» Your task
Give the records below again exactly, and exclude each picture.

» Stored data
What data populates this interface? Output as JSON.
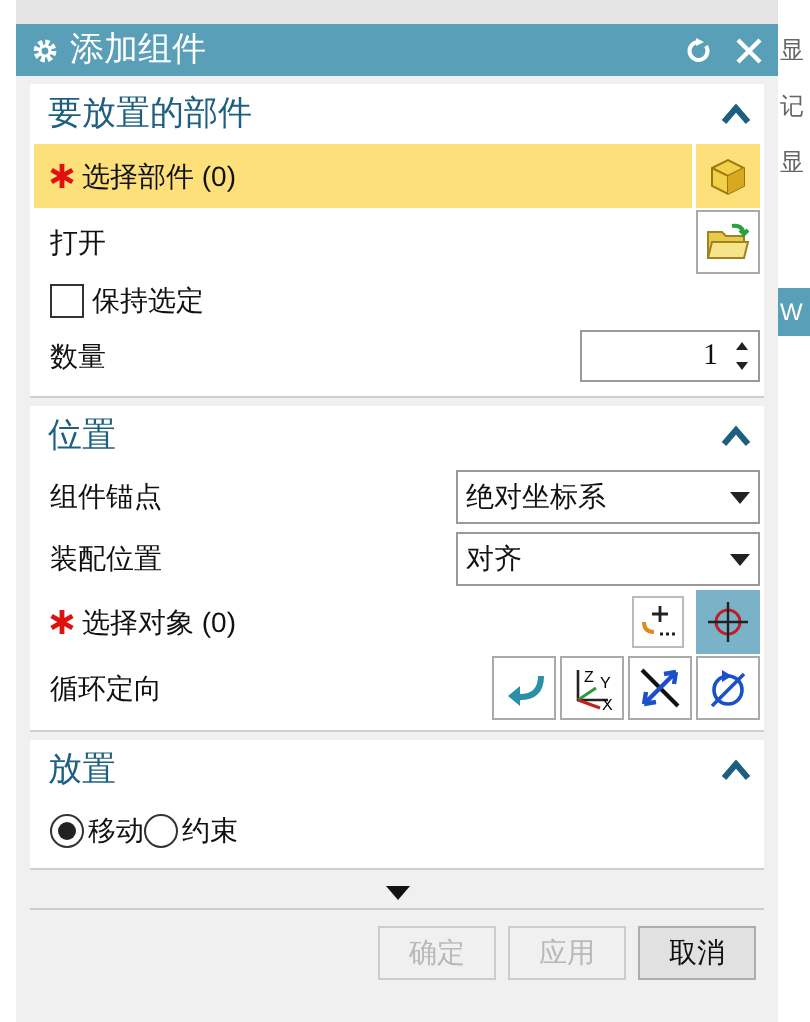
{
  "background": {
    "right_texts": [
      "显",
      "记",
      "显"
    ],
    "right_tab": "W"
  },
  "window": {
    "title": "添加组件"
  },
  "sections": [
    {
      "title": "要放置的部件",
      "expanded": true,
      "rows": [
        {
          "kind": "selection",
          "label": "选择部件 (0)",
          "required": true,
          "active": true
        },
        {
          "kind": "button_row",
          "label": "打开"
        },
        {
          "kind": "checkbox",
          "label": "保持选定",
          "checked": false
        },
        {
          "kind": "spinner",
          "label": "数量",
          "value": "1"
        }
      ]
    },
    {
      "title": "位置",
      "expanded": true,
      "rows": [
        {
          "kind": "dropdown",
          "label": "组件锚点",
          "value": "绝对坐标系"
        },
        {
          "kind": "dropdown",
          "label": "装配位置",
          "value": "对齐"
        },
        {
          "kind": "selection",
          "label": "选择对象 (0)",
          "required": true,
          "active": false
        },
        {
          "kind": "icons",
          "label": "循环定向",
          "axis_labels": [
            "Z",
            "Y",
            "X"
          ]
        }
      ]
    },
    {
      "title": "放置",
      "expanded": true,
      "rows": [
        {
          "kind": "radios",
          "options": [
            {
              "label": "移动",
              "selected": true
            },
            {
              "label": "约束",
              "selected": false
            }
          ]
        }
      ]
    }
  ],
  "buttons": [
    {
      "label": "确定",
      "disabled": true
    },
    {
      "label": "应用",
      "disabled": true
    },
    {
      "label": "取消",
      "disabled": false
    }
  ]
}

» Answer to this problem
What data populates this interface? Output as JSON.
{
  "background": {
    "right_texts": [
      "显",
      "记",
      "显"
    ],
    "right_tab": "W"
  },
  "window": {
    "title": "添加组件"
  },
  "sections": [
    {
      "title": "要放置的部件",
      "expanded": true,
      "rows": [
        {
          "kind": "selection",
          "label": "选择部件 (0)",
          "required": true,
          "active": true
        },
        {
          "kind": "button_row",
          "label": "打开"
        },
        {
          "kind": "checkbox",
          "label": "保持选定",
          "checked": false
        },
        {
          "kind": "spinner",
          "label": "数量",
          "value": "1"
        }
      ]
    },
    {
      "title": "位置",
      "expanded": true,
      "rows": [
        {
          "kind": "dropdown",
          "label": "组件锚点",
          "value": "绝对坐标系"
        },
        {
          "kind": "dropdown",
          "label": "装配位置",
          "value": "对齐"
        },
        {
          "kind": "selection",
          "label": "选择对象 (0)",
          "required": true,
          "active": false
        },
        {
          "kind": "icons",
          "label": "循环定向",
          "axis_labels": [
            "Z",
            "Y",
            "X"
          ]
        }
      ]
    },
    {
      "title": "放置",
      "expanded": true,
      "rows": [
        {
          "kind": "radios",
          "options": [
            {
              "label": "移动",
              "selected": true
            },
            {
              "label": "约束",
              "selected": false
            }
          ]
        }
      ]
    }
  ],
  "buttons": [
    {
      "label": "确定",
      "disabled": true
    },
    {
      "label": "应用",
      "disabled": true
    },
    {
      "label": "取消",
      "disabled": false
    }
  ]
}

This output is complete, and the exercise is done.